**ACTIVITY**
Every line of the listing must be repeated exactly.

************

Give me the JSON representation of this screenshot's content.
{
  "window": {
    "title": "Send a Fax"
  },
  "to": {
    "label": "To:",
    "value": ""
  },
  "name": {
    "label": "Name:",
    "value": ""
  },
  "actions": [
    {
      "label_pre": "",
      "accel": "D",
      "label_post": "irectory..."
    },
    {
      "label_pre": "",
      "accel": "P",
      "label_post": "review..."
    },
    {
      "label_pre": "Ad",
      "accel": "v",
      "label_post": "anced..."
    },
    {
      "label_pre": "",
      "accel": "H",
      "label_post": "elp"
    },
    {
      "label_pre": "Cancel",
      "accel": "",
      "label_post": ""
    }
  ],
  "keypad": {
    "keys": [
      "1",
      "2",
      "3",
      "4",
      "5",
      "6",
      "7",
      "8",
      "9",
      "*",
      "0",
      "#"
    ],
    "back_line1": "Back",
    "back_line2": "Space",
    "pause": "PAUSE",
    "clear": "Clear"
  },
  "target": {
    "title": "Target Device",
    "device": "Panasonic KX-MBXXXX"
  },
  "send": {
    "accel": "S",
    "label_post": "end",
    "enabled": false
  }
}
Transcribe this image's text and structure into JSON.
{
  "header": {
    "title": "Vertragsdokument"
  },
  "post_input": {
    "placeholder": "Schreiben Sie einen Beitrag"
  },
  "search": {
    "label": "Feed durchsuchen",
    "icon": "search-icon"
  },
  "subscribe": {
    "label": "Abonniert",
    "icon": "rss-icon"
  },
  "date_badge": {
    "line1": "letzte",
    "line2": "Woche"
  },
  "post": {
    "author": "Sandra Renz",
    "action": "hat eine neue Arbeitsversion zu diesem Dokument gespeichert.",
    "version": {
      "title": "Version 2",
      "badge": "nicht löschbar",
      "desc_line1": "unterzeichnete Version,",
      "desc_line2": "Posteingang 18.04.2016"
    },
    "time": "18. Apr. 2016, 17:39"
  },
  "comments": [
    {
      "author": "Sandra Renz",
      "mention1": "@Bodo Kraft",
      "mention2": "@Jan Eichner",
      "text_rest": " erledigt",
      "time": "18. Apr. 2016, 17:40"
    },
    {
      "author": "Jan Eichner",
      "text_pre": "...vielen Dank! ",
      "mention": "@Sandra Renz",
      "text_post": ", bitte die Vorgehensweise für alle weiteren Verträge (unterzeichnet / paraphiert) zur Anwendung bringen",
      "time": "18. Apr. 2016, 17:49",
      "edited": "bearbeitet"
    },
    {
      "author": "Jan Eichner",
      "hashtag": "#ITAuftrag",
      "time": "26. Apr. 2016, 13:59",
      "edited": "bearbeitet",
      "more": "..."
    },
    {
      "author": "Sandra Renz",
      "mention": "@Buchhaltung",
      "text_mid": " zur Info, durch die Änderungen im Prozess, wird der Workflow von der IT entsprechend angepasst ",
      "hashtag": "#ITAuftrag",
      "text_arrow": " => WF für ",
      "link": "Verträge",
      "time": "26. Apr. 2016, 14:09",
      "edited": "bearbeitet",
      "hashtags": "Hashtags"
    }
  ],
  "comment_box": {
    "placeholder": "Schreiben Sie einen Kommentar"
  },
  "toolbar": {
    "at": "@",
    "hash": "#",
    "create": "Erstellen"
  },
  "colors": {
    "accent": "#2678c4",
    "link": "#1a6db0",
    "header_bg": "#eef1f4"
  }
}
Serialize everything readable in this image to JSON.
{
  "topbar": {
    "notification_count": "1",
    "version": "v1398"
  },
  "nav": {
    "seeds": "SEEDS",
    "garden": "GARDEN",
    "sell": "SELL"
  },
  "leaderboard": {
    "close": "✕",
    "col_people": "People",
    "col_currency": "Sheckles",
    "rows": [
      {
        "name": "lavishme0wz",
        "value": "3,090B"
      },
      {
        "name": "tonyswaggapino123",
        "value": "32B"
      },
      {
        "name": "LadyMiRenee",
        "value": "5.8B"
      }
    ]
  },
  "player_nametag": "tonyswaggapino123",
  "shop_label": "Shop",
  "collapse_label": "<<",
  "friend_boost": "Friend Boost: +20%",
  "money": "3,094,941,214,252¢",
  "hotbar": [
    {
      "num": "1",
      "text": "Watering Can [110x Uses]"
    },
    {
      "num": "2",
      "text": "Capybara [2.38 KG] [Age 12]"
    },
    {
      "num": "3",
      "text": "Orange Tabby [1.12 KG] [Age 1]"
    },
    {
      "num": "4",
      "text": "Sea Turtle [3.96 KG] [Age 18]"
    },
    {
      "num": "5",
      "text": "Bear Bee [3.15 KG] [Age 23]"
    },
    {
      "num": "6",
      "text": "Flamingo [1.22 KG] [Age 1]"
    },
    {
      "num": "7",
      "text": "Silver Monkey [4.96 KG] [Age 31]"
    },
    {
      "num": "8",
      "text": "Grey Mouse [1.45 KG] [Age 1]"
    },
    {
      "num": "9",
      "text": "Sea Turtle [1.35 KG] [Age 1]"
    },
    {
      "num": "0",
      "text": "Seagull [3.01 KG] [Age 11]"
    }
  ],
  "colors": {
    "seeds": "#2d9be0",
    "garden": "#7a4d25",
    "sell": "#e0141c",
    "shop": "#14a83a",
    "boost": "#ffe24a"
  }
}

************

**RESPONSE BOX**
Give me the JSON representation of this screenshot's content.
{
  "window": {
    "title": "Send a Fax"
  },
  "to": {
    "label": "To:",
    "value": ""
  },
  "name": {
    "label": "Name:",
    "value": ""
  },
  "actions": [
    {
      "label_pre": "",
      "accel": "D",
      "label_post": "irectory..."
    },
    {
      "label_pre": "",
      "accel": "P",
      "label_post": "review..."
    },
    {
      "label_pre": "Ad",
      "accel": "v",
      "label_post": "anced..."
    },
    {
      "label_pre": "",
      "accel": "H",
      "label_post": "elp"
    },
    {
      "label_pre": "Cancel",
      "accel": "",
      "label_post": ""
    }
  ],
  "keypad": {
    "keys": [
      "1",
      "2",
      "3",
      "4",
      "5",
      "6",
      "7",
      "8",
      "9",
      "*",
      "0",
      "#"
    ],
    "back_line1": "Back",
    "back_line2": "Space",
    "pause": "PAUSE",
    "clear": "Clear"
  },
  "target": {
    "title": "Target Device",
    "device": "Panasonic KX-MBXXXX"
  },
  "send": {
    "accel": "S",
    "label_post": "end",
    "enabled": false
  }
}
Transcribe this image's text and structure into JSON.
{
  "header": {
    "title": "Vertragsdokument"
  },
  "post_input": {
    "placeholder": "Schreiben Sie einen Beitrag"
  },
  "search": {
    "label": "Feed durchsuchen",
    "icon": "search-icon"
  },
  "subscribe": {
    "label": "Abonniert",
    "icon": "rss-icon"
  },
  "date_badge": {
    "line1": "letzte",
    "line2": "Woche"
  },
  "post": {
    "author": "Sandra Renz",
    "action": "hat eine neue Arbeitsversion zu diesem Dokument gespeichert.",
    "version": {
      "title": "Version 2",
      "badge": "nicht löschbar",
      "desc_line1": "unterzeichnete Version,",
      "desc_line2": "Posteingang 18.04.2016"
    },
    "time": "18. Apr. 2016, 17:39"
  },
  "comments": [
    {
      "author": "Sandra Renz",
      "mention1": "@Bodo Kraft",
      "mention2": "@Jan Eichner",
      "text_rest": " erledigt",
      "time": "18. Apr. 2016, 17:40"
    },
    {
      "author": "Jan Eichner",
      "text_pre": "...vielen Dank! ",
      "mention": "@Sandra Renz",
      "text_post": ", bitte die Vorgehensweise für alle weiteren Verträge (unterzeichnet / paraphiert) zur Anwendung bringen",
      "time": "18. Apr. 2016, 17:49",
      "edited": "bearbeitet"
    },
    {
      "author": "Jan Eichner",
      "hashtag": "#ITAuftrag",
      "time": "26. Apr. 2016, 13:59",
      "edited": "bearbeitet",
      "more": "..."
    },
    {
      "author": "Sandra Renz",
      "mention": "@Buchhaltung",
      "text_mid": " zur Info, durch die Änderungen im Prozess, wird der Workflow von der IT entsprechend angepasst ",
      "hashtag": "#ITAuftrag",
      "text_arrow": " => WF für ",
      "link": "Verträge",
      "time": "26. Apr. 2016, 14:09",
      "edited": "bearbeitet",
      "hashtags": "Hashtags"
    }
  ],
  "comment_box": {
    "placeholder": "Schreiben Sie einen Kommentar"
  },
  "toolbar": {
    "at": "@",
    "hash": "#",
    "create": "Erstellen"
  },
  "colors": {
    "accent": "#2678c4",
    "link": "#1a6db0",
    "header_bg": "#eef1f4"
  }
}
Serialize everything readable in this image to JSON.
{
  "topbar": {
    "notification_count": "1",
    "version": "v1398"
  },
  "nav": {
    "seeds": "SEEDS",
    "garden": "GARDEN",
    "sell": "SELL"
  },
  "leaderboard": {
    "close": "✕",
    "col_people": "People",
    "col_currency": "Sheckles",
    "rows": [
      {
        "name": "lavishme0wz",
        "value": "3,090B"
      },
      {
        "name": "tonyswaggapino123",
        "value": "32B"
      },
      {
        "name": "LadyMiRenee",
        "value": "5.8B"
      }
    ]
  },
  "player_nametag": "tonyswaggapino123",
  "shop_label": "Shop",
  "collapse_label": "<<",
  "friend_boost": "Friend Boost: +20%",
  "money": "3,094,941,214,252¢",
  "hotbar": [
    {
      "num": "1",
      "text": "Watering Can [110x Uses]"
    },
    {
      "num": "2",
      "text": "Capybara [2.38 KG] [Age 12]"
    },
    {
      "num": "3",
      "text": "Orange Tabby [1.12 KG] [Age 1]"
    },
    {
      "num": "4",
      "text": "Sea Turtle [3.96 KG] [Age 18]"
    },
    {
      "num": "5",
      "text": "Bear Bee [3.15 KG] [Age 23]"
    },
    {
      "num": "6",
      "text": "Flamingo [1.22 KG] [Age 1]"
    },
    {
      "num": "7",
      "text": "Silver Monkey [4.96 KG] [Age 31]"
    },
    {
      "num": "8",
      "text": "Grey Mouse [1.45 KG] [Age 1]"
    },
    {
      "num": "9",
      "text": "Sea Turtle [1.35 KG] [Age 1]"
    },
    {
      "num": "0",
      "text": "Seagull [3.01 KG] [Age 11]"
    }
  ],
  "colors": {
    "seeds": "#2d9be0",
    "garden": "#7a4d25",
    "sell": "#e0141c",
    "shop": "#14a83a",
    "boost": "#ffe24a"
  }
}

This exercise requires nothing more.